I started at Christchurch College‘s library, which is normally closed to the public (though open again on September 15th for an open day). Charles Lutwidge Dodgson was sub-librarian there and the fabled trip which turned into the first Alice novel began just around the corner on Folly bridge. The Oxford libraries are a marvel of complete antiquarian and out dated systems mixed with computer systems and databases though this does pale against the short tour I once had of the old Bodleian library. Seeing the versions of the mouse’s tail poem reminded me of the concealed commentary of Liddell’s modernist reforms of Christchurch college whilst coming up with an extraordinary piece of art and a fun tale. Children’s literature is, and should remain, subversive. (Christchurch is also the scene of the dining hall in Harry Potter)
I was hoping to get to the Museum of Oxford for the A-Z of literary Oxford tour but it didn’t open until after I needed to leave town this time (though I do intend to follow this up in later blog posts with a Flickr stream). Instead I popped into the Museum of the History of Science where they had some of Dodgson’s photography kit on display. He used the wet collodion method which had been invented in 1856. As well as a fantastic writer of children’s books, Dodgson was also a renowned photographer and took part in the Victorian practice of child nude photography. What needs to be remembered was this was also part of the cult of childhood, that the child was closer to perfection than adults, rather than paedophile urges.
Next up was the Museum of Natural History with their Dodo skeleton which weirded me out.

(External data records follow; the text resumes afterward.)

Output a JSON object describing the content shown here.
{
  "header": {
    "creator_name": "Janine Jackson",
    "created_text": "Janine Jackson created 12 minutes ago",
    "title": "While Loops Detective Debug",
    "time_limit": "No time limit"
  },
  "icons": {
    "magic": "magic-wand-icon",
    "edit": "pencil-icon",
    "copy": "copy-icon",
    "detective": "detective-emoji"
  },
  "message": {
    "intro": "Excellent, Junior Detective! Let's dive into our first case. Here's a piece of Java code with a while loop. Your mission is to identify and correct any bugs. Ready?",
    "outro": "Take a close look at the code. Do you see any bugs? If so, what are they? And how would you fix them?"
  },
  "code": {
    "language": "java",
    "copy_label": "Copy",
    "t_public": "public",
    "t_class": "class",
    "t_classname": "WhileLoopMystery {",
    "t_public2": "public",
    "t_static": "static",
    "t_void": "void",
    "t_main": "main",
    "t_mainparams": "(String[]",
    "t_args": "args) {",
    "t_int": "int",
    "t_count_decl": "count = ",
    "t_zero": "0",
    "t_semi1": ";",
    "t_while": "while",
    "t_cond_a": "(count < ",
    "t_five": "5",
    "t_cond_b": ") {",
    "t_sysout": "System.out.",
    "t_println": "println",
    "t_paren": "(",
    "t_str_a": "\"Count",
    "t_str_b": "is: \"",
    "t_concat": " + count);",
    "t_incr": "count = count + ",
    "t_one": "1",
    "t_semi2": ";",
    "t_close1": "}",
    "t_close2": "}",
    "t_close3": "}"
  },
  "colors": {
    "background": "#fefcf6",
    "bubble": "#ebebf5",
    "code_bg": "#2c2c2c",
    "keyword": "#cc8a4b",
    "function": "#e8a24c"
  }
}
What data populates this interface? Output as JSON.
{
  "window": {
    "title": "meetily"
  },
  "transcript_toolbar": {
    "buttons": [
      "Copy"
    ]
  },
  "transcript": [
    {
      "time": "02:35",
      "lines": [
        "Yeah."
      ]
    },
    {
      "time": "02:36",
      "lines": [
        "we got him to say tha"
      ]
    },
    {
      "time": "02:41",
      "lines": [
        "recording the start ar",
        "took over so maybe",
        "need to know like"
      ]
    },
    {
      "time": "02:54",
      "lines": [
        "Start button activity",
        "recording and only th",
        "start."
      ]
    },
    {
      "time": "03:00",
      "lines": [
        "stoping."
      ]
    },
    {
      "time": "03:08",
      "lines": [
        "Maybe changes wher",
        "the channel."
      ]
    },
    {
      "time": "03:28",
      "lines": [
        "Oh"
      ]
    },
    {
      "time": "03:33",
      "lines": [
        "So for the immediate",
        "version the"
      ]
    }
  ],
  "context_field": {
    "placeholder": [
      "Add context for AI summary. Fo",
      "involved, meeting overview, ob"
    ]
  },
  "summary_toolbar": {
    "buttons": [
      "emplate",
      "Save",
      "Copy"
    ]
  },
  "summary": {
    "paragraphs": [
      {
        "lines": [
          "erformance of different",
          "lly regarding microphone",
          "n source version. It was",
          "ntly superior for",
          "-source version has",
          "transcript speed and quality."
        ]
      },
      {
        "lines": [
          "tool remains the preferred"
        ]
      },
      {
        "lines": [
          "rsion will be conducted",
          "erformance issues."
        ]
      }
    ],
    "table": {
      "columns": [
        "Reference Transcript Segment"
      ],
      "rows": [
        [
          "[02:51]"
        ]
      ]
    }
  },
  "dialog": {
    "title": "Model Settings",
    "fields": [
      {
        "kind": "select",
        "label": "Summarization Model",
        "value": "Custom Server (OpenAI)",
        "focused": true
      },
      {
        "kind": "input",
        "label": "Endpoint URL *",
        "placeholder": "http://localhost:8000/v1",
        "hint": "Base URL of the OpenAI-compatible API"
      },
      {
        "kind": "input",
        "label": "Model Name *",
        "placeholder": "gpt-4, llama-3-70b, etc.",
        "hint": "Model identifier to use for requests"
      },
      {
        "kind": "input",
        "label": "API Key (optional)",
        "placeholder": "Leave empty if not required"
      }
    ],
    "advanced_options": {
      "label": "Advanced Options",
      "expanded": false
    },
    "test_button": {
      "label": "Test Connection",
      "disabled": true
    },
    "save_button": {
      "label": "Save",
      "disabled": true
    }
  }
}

Think about it, it has been extinct for a while and the museum has a stuffed version and a skeleton. (The museum is best known as the place where the great evolution debate took place.)
A quick trip via Blackwell‘s took me past various booksellers dressed as characters from the first book but the hoardes of people outside the old Bodleian library put me off going in to see the first editions (including the suppressed 1856 edition) so I trekked off to the University of Oxford Botanic Garden where Alice Liddell and Dodgson met up. As far as I can make out, Dodgson became a temporary surrogate father to Alice Liddell and, it is conjectured by Karoline Leach, very close to Liddell’s mother – perhaps supported by the retention of Dodgson at Christchurch though he should have stepped down having declined to take up orders as he should have done.
I’m hoping that we can do this kind of day again Oxford as it has such an important heritage that needs to be brought out rather than taken for granted.